Work instruction:
Number of lines below with "label": work it out and reply with that number only.

+ + +

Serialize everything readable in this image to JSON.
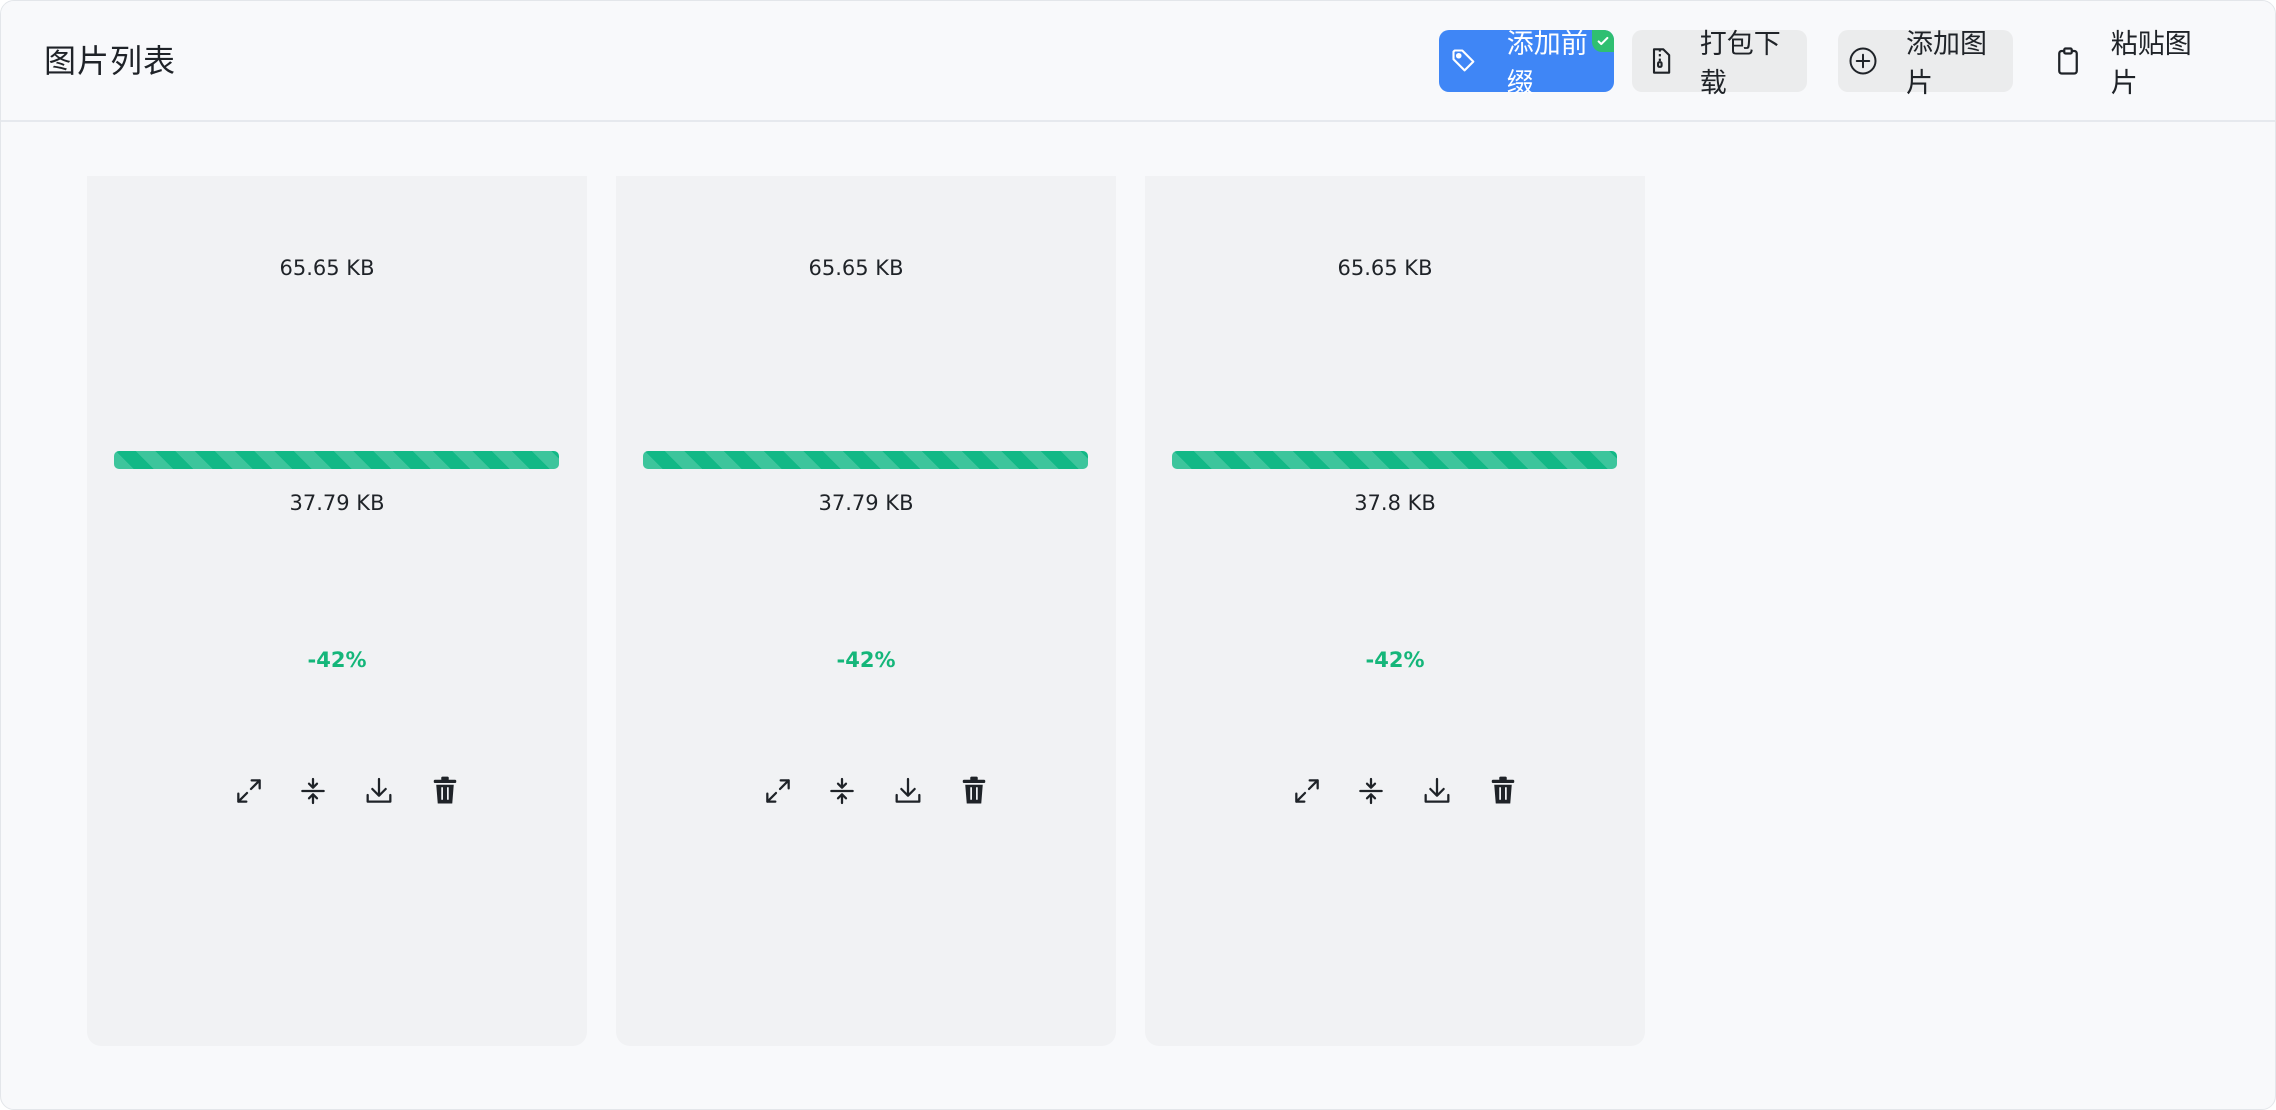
{
  "header": {
    "title": "图片列表",
    "buttons": {
      "add_prefix": {
        "label": "添加前缀",
        "icon": "tag-icon",
        "active": true,
        "accent": "#3f86f6",
        "badge_color": "#2fbf71"
      },
      "pack_download": {
        "label": "打包下载",
        "icon": "zip-file-icon"
      },
      "add_image": {
        "label": "添加图片",
        "icon": "plus-circle-icon"
      },
      "paste_image": {
        "label": "粘贴图片",
        "icon": "clipboard-icon"
      }
    }
  },
  "cards": [
    {
      "original_size": "65.65 KB",
      "compressed_size": "37.79 KB",
      "ratio": "-42%",
      "progress": 1.0
    },
    {
      "original_size": "65.65 KB",
      "compressed_size": "37.79 KB",
      "ratio": "-42%",
      "progress": 1.0
    },
    {
      "original_size": "65.65 KB",
      "compressed_size": "37.8 KB",
      "ratio": "-42%",
      "progress": 1.0
    }
  ],
  "card_actions": [
    "expand-icon",
    "compress-icon",
    "download-icon",
    "trash-icon"
  ],
  "colors": {
    "progress": "#12b886",
    "ratio_text": "#15b67a"
  }
}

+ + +

Answer to the exercise:
4